## DATA SUPPLIED
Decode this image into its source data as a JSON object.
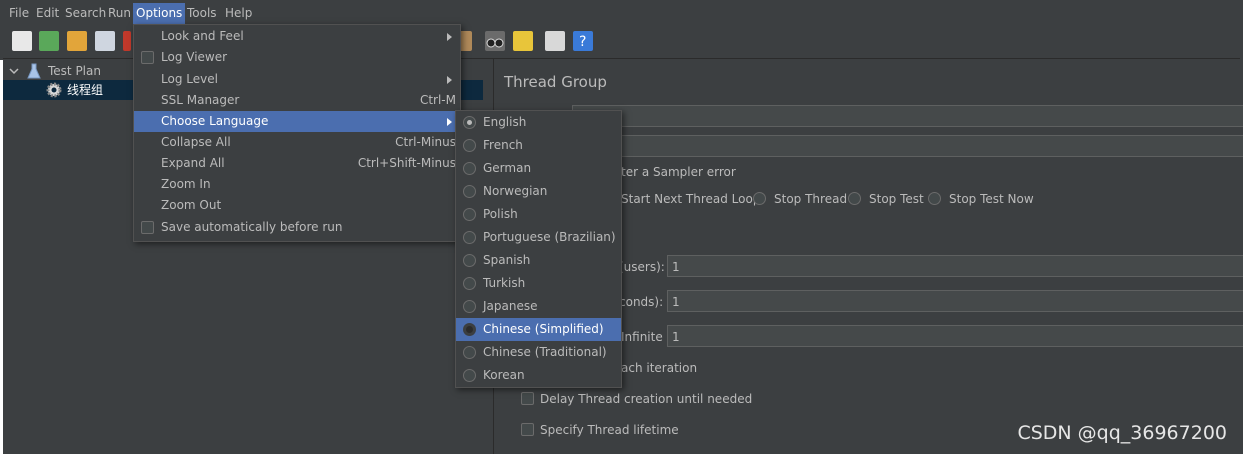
{
  "menubar": {
    "items": [
      "File",
      "Edit",
      "Search",
      "Run",
      "Options",
      "Tools",
      "Help"
    ],
    "active": "Options"
  },
  "tree": {
    "root_label": "Test Plan",
    "child_label": "线程组"
  },
  "options_menu": {
    "items": [
      {
        "label": "Look and Feel",
        "accel": "",
        "submenu": true
      },
      {
        "label": "Log Viewer",
        "accel": "",
        "checkbox": true
      },
      {
        "label": "Log Level",
        "accel": "",
        "submenu": true
      },
      {
        "label": "SSL Manager",
        "accel": "Ctrl-M"
      },
      {
        "label": "Choose Language",
        "accel": "",
        "submenu": true
      },
      {
        "label": "Collapse All",
        "accel": "Ctrl-Minus"
      },
      {
        "label": "Expand All",
        "accel": "Ctrl+Shift-Minus"
      },
      {
        "label": "Zoom In",
        "accel": ""
      },
      {
        "label": "Zoom Out",
        "accel": ""
      },
      {
        "label": "Save automatically before run",
        "accel": "",
        "checkbox": true
      }
    ]
  },
  "language_menu": {
    "items": [
      "English",
      "French",
      "German",
      "Norwegian",
      "Polish",
      "Portuguese (Brazilian)",
      "Spanish",
      "Turkish",
      "Japanese",
      "Chinese (Simplified)",
      "Chinese (Traditional)",
      "Korean"
    ],
    "selected": "English",
    "highlighted": "Chinese (Simplified)"
  },
  "panel": {
    "title": "Thread Group",
    "sampler_error_label": "ter a Sampler error",
    "radio_options": [
      "Start Next Thread Loop",
      "Stop Thread",
      "Stop Test",
      "Stop Test Now"
    ],
    "users_label": "(users):",
    "users_value": "1",
    "seconds_label": "conds):",
    "seconds_value": "1",
    "loop_label": "Infinite",
    "loop_value": "1",
    "iteration_label": "ach iteration",
    "delay_label": "Delay Thread creation until needed",
    "lifetime_label": "Specify Thread lifetime"
  },
  "watermark": "CSDN @qq_36967200"
}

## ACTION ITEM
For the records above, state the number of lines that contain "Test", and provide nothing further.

## EXERCISE SOLUTION
3